The most enticing component of Building Waterloo Region is No Small Plans. Situated in Patkau Architects’ enduringly appealing Clay and Glass Gallery in Waterloo, this exhibition attempts to bring the thesis to the 1980s. The centrepiece of the room is a large-scale genealogical chart of contemporary Waterloo Region architecture. It designates Barton Myers’ Seagram Museum–a 17,000-square-foot, 40-foot-high room that formerly housed the Seagram Distillery–as the granddaddy that spawned the 1989 Kitchener City Hall competition, which itself launched a generation of construction from currently prominent firms. KPMB won the City Hall competition, citing the influence of Waterloo Region’s industrial vernacular as determinative of their Postmodern design; Alar Kongats went on to design the Hespeler Library, Saucier + Perrotte the Perimeter Institute, Stephen Teeple the University of Waterloo’s Matthews Hall–all of them groundbreaking projects (although the influence of industrial vernacular can seem abstract).

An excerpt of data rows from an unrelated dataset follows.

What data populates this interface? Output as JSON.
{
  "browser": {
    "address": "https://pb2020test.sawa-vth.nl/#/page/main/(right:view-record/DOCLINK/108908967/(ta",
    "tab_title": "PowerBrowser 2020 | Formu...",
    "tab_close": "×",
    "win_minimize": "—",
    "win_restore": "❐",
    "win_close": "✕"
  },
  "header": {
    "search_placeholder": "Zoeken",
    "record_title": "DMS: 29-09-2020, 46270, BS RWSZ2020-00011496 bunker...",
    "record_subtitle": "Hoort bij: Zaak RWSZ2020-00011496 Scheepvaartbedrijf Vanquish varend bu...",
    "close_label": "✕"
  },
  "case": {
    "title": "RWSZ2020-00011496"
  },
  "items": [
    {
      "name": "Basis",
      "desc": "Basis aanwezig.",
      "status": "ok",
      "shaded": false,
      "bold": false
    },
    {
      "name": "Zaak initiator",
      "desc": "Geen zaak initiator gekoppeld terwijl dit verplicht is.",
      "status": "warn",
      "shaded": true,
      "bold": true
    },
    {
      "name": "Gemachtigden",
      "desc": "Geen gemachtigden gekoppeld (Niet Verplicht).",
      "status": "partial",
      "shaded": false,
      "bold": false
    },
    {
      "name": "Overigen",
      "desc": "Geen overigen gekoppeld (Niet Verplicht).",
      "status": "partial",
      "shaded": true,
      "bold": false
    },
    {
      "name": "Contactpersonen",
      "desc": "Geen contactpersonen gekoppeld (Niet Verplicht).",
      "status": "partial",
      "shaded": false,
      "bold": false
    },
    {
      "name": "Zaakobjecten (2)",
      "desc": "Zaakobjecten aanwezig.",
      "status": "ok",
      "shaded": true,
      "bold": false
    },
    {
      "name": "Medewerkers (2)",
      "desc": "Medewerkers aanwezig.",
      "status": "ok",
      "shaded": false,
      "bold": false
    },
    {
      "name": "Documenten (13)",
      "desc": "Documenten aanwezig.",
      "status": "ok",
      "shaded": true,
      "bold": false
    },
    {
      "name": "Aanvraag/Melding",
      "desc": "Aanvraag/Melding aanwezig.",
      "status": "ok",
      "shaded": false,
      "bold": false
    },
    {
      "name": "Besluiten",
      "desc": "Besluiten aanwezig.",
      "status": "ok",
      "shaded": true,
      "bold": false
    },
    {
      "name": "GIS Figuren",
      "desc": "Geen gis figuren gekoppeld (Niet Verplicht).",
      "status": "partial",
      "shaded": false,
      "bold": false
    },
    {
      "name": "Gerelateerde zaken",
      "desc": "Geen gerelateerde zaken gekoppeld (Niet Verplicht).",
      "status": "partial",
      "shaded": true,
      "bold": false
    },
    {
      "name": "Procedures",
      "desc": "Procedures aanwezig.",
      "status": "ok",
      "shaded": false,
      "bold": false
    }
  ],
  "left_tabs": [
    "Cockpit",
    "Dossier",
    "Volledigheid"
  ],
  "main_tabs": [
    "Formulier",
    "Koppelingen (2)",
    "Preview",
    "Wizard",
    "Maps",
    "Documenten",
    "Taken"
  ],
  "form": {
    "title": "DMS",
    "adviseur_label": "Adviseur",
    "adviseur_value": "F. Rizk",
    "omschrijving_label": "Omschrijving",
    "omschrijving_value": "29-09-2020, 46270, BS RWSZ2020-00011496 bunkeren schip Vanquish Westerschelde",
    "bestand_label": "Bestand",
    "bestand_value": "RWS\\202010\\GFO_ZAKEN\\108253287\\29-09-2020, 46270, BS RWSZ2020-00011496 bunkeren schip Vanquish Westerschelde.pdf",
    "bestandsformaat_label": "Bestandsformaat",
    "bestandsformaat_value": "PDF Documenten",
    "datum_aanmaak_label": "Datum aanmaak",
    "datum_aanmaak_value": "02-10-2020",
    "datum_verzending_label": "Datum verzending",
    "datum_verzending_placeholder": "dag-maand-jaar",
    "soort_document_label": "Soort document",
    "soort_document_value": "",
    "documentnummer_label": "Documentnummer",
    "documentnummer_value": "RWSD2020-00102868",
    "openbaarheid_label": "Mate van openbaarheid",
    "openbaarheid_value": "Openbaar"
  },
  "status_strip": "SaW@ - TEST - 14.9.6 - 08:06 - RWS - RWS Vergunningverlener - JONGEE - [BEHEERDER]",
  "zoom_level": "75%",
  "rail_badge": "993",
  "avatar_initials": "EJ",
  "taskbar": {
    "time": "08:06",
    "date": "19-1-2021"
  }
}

Small pavilions dot the space, focusing on individual buildings, displaying the expected drawings and models along with sharply produced video interviews that thoughtfully elucidate the ideas behind the designs and are a credit to the architects as well as the interviewers. The standout is the display focused on Kitchener City Hall, with its collection of original drawings and watercolours from the competition entries. The artistically rendered images are of their era, but any viewer who compares their hand-drawn warmth to the Frigidaire uniformity of today’s computer-generated images will think to herself: that was a better time.

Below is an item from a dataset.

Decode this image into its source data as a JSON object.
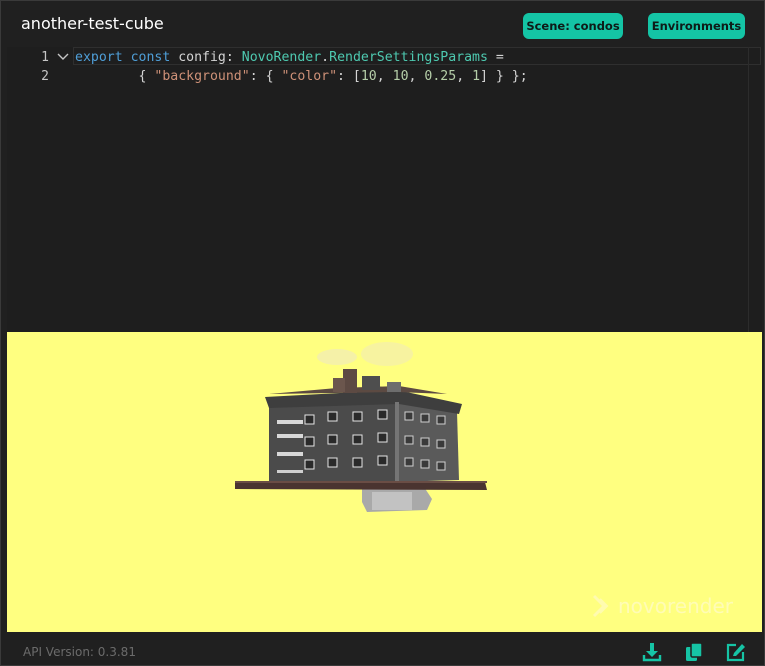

Building Waterloo Region approaches, but does not does quite breach the present moment, when the grist mills, saw mills and textile mills have given way to high-tech mills. The region is currently transforming itself from the Manchester of Canada to Silicon Valley North. In the wake of Mennonite leadership, the titans of Blackberry enjoyed a long reign over the region’s economy, and are now ceding their place to a new generation of tech entrepreneurs. Companies from all over the world are setting up shop in close proximity to the University of Waterloo and its supply of star graduates–most notably Google, which occupies the former Lang Tannery and will shortly be expanding to the Breithaupt Block, formerly a rubber-manufacturing facility.
So far, these businesses have chosen to refurbish existing industrial buildings as their headquarters. Should their presence grow as expected, they will make their mark on the architectural culture of the region and join their predecessors in a long line of Waterloo Region’s builders. CA

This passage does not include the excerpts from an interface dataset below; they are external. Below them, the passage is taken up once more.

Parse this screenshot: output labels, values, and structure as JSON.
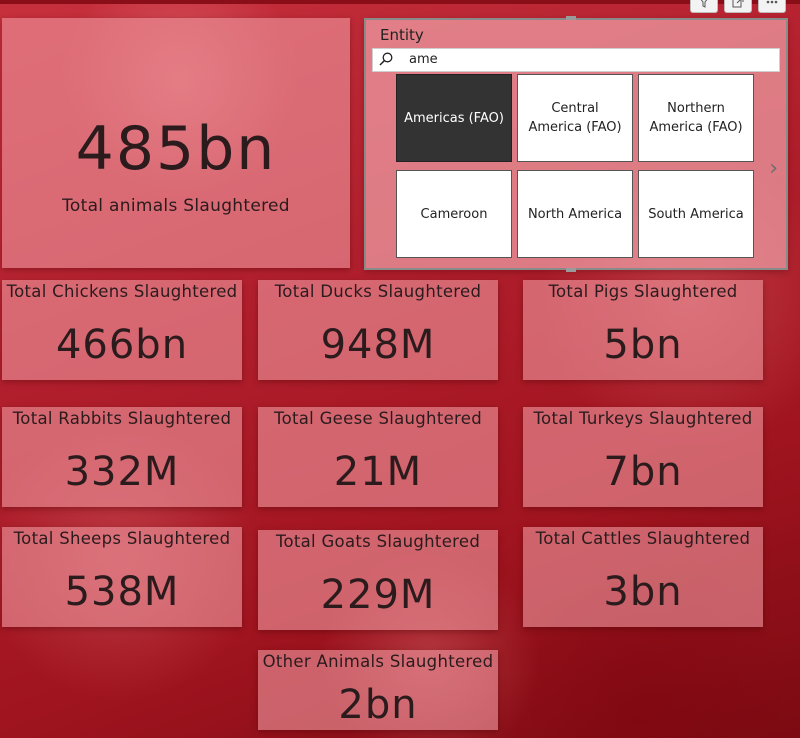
{
  "colors": {
    "card_bg": "#ee949c",
    "tile_selected": "#333333",
    "background": "#b3202e"
  },
  "toolbar_icons": [
    "filter-icon",
    "focus-mode-icon",
    "more-options-icon"
  ],
  "summary": {
    "value": "485bn",
    "label": "Total animals Slaughtered"
  },
  "slicer": {
    "title": "Entity",
    "search_value": "ame",
    "tiles": [
      {
        "label": "Americas (FAO)",
        "selected": true
      },
      {
        "label": "Central America (FAO)",
        "selected": false
      },
      {
        "label": "Northern America (FAO)",
        "selected": false
      },
      {
        "label": "Cameroon",
        "selected": false
      },
      {
        "label": "North America",
        "selected": false
      },
      {
        "label": "South America",
        "selected": false
      }
    ]
  },
  "cards": [
    {
      "label": "Total Chickens Slaughtered",
      "value": "466bn"
    },
    {
      "label": "Total Ducks Slaughtered",
      "value": "948M"
    },
    {
      "label": "Total Pigs Slaughtered",
      "value": "5bn"
    },
    {
      "label": "Total Rabbits Slaughtered",
      "value": "332M"
    },
    {
      "label": "Total Geese Slaughtered",
      "value": "21M"
    },
    {
      "label": "Total Turkeys Slaughtered",
      "value": "7bn"
    },
    {
      "label": "Total Sheeps Slaughtered",
      "value": "538M"
    },
    {
      "label": "Total Goats Slaughtered",
      "value": "229M"
    },
    {
      "label": "Total Cattles Slaughtered",
      "value": "3bn"
    },
    {
      "label": "Other Animals Slaughtered",
      "value": "2bn"
    }
  ]
}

Building Waterloo Region runs through to September. For more information and a schedule of events, please visit www.buildingwaterlooregion.ca.
E Jay Beck is an architectural journalist based in Toronto.